Specifically, CBDCs potentially can leapfrog the intermediary role of private banks, which has been a mainstay of traditional economic activity. Under fully implemented CBDC arrangements, efficiency and profitable economic activity may dictate that citizens and business hold their electronic wallets directly with a central bank. In other words, private banks could potentially run out of business as the transactional activity of economic exchange bypasses them and central banks managing CBDCs become direct support institutions. Policy surrounding the introduction of CBDCs is not being coordinated globally. This could exacerbate market forces driving a change in this fundamental institutional arrangement. Central banks are closely observing each other’s CBDC activities. Some even cooperate in pilot projects and research. Yet, even joint research about an interoperability system for CBDCs, the most advanced is the mCBDC endeavor, does not constitute nor assure a coordinated approach in designing the international CBDC architecture.

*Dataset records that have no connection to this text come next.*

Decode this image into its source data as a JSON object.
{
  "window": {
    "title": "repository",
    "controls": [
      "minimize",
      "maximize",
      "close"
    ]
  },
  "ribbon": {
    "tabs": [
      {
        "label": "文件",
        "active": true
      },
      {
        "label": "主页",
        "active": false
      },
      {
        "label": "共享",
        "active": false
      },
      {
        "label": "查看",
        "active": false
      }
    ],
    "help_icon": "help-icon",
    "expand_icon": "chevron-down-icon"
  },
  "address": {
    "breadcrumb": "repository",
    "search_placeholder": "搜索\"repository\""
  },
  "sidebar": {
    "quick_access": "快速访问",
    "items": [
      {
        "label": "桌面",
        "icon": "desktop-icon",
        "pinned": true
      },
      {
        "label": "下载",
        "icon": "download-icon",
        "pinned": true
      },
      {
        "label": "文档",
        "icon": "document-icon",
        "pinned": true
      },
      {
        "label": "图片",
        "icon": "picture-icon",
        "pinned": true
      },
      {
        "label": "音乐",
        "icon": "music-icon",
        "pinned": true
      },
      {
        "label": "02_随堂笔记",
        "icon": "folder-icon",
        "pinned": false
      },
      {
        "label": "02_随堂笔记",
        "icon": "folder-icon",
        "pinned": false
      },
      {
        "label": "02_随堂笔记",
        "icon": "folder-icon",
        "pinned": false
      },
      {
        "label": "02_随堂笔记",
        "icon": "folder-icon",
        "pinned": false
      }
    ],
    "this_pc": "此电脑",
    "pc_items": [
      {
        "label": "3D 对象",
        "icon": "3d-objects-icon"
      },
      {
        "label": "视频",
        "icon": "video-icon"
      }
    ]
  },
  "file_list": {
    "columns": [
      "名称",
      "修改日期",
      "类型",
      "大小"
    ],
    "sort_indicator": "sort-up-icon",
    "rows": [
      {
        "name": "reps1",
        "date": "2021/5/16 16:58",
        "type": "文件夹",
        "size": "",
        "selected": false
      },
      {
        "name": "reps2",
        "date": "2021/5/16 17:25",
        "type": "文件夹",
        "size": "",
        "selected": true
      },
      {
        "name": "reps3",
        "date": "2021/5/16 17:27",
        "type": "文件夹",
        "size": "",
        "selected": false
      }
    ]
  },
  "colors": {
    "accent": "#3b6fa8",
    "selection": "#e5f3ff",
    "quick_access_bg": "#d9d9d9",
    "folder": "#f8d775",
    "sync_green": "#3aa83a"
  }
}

Perhaps the best example of how the introduction of CBDCs could threaten the centrality of the U.S. dollar is the eurodollar market. This market has been a crucial mainstay reinforcing U.S. dollar centrality. But what would a digital eurodollar market look like? Would this market even exist under the architecture of no intermediate banks? If not, then what would generate preferences for the usage of e-dollar not e-euro nor e-yuan? There are multiple scenarios and designs of how CBDSs can be introduced. We can assume that there will be a period of trial and error, in which multiple alternative architectures will exist. These are the questions and challenges that the United States needs to face if it wishes to solidify its global economic centrality.
One of the reasons why no one challenges the greenback is that there is no alternative. In the emerging digital currency economy this is not the case. The advantages of the real U.S. dollar are not transcended onto the e-dollar automatically. Potentially, the e-yuan, the Chinese CBDC, could have a first-mover advantage. If e-yuan really takes off as an internationally leading CBDC, then China would be in a good position to determine the rules, standards, and economic trends of CBDCs globally. Or in other words, China would center the global digital economy around itself—which in fact is essential for hegemony.
Although the e-yuan project has several deficiencies, the United States should not be a passive observer assuming its traditional dollar advantages will hold against this new technology. Ultimately, setting up an international CBDC order will not be a consequence of “being the first,” but “getting it right” if U.S. policy recognizes how this all relates to its position in the world. Questions of security, personal freedom concerns, a transparent legal framework, universality, and the very manner in which a CBDC is introduced (token or account based) can outweigh the first-mover advantage—but only if the United States positions itself in a strategic fashion. Whatever the Chinese do technically, it will not be simply adopted by others without the aforementioned ethical and political considerations. Therefore, the United States should step up with its own CBDC project as part of an international strategy.